==== GIVEN ENTRIES ====

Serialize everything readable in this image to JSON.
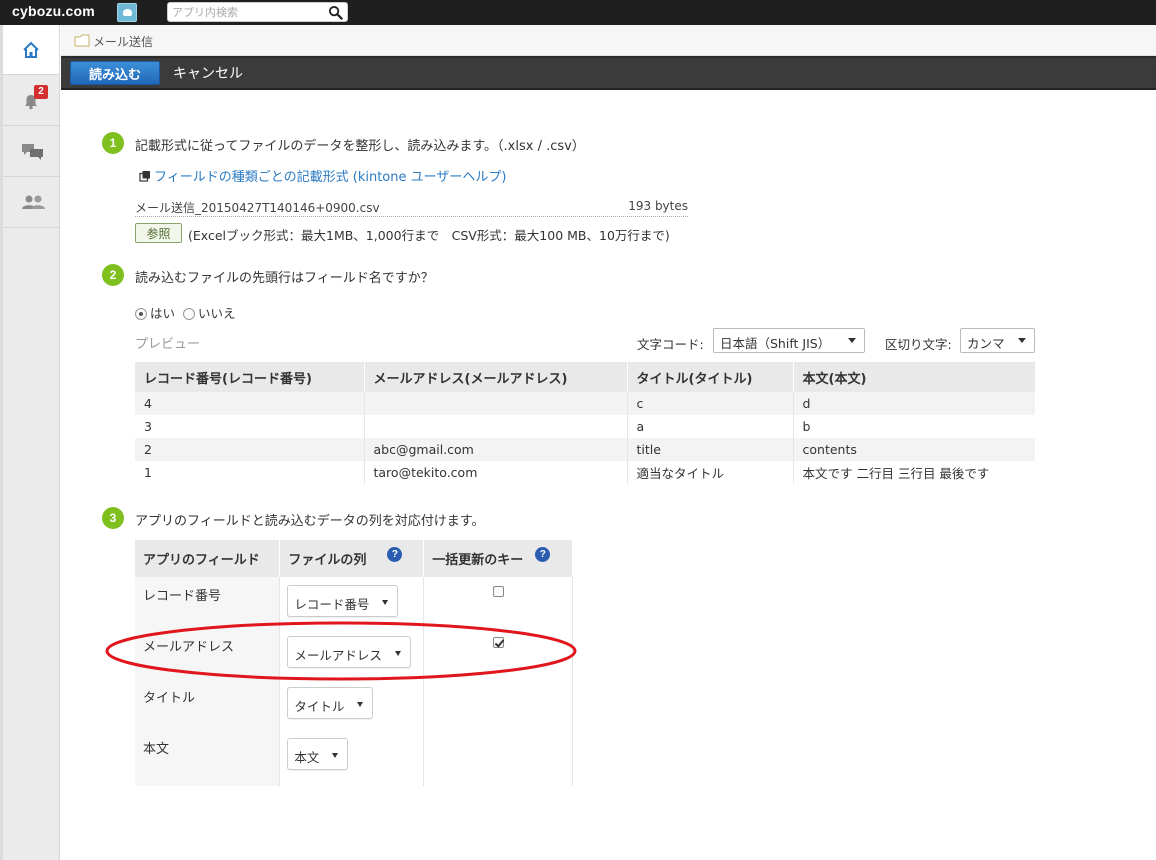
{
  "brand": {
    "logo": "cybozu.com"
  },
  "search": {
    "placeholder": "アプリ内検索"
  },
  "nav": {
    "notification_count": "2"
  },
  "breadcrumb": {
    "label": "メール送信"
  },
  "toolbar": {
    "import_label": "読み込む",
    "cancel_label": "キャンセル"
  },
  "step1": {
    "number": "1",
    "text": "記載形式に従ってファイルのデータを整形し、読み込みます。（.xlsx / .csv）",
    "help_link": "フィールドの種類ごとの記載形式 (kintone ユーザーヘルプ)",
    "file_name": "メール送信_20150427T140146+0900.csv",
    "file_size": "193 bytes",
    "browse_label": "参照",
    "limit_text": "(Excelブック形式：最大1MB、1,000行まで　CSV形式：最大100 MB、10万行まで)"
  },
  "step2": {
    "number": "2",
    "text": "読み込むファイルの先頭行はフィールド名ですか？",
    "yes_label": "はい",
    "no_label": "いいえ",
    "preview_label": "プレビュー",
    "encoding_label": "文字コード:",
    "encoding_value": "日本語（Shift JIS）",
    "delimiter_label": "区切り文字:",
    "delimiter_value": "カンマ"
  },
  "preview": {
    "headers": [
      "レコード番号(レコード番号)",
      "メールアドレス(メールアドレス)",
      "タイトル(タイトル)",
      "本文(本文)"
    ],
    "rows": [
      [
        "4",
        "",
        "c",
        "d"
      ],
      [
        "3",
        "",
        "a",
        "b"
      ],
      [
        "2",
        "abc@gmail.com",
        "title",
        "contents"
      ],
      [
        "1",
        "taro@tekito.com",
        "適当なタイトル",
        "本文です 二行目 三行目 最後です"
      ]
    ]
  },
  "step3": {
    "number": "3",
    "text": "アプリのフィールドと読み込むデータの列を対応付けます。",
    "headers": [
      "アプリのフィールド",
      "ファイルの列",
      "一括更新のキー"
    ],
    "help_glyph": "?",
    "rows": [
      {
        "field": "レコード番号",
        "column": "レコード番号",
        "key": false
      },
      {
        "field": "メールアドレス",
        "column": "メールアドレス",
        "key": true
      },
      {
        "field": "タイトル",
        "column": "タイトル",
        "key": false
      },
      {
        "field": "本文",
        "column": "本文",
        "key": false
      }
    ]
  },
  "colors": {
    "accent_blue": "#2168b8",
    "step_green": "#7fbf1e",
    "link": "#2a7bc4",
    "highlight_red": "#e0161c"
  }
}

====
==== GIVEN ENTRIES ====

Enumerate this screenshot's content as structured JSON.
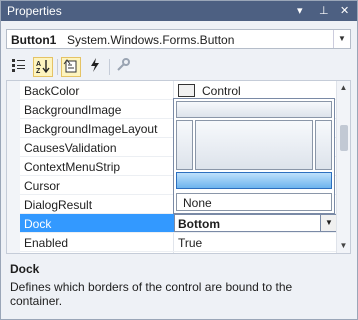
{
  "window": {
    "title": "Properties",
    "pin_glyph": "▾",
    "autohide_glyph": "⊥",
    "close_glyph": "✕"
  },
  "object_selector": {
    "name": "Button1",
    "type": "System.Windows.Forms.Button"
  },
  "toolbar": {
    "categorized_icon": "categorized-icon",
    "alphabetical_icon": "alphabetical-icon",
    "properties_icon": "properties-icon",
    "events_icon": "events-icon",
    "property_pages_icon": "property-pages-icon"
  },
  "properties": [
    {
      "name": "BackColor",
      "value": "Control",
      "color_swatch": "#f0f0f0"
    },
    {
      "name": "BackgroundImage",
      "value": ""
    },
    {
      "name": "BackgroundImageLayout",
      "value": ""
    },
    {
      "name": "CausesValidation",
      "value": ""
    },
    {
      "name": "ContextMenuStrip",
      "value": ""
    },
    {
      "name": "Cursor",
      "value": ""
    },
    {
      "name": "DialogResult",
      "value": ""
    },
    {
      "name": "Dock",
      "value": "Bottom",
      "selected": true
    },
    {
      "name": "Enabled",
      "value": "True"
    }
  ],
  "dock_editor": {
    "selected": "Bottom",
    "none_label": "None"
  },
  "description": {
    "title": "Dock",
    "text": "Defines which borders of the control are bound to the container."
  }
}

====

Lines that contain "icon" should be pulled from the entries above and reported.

    "categorized_icon": "categorized-icon",
    "alphabetical_icon": "alphabetical-icon",
    "properties_icon": "properties-icon",
    "events_icon": "events-icon",
    "property_pages_icon": "property-pages-icon"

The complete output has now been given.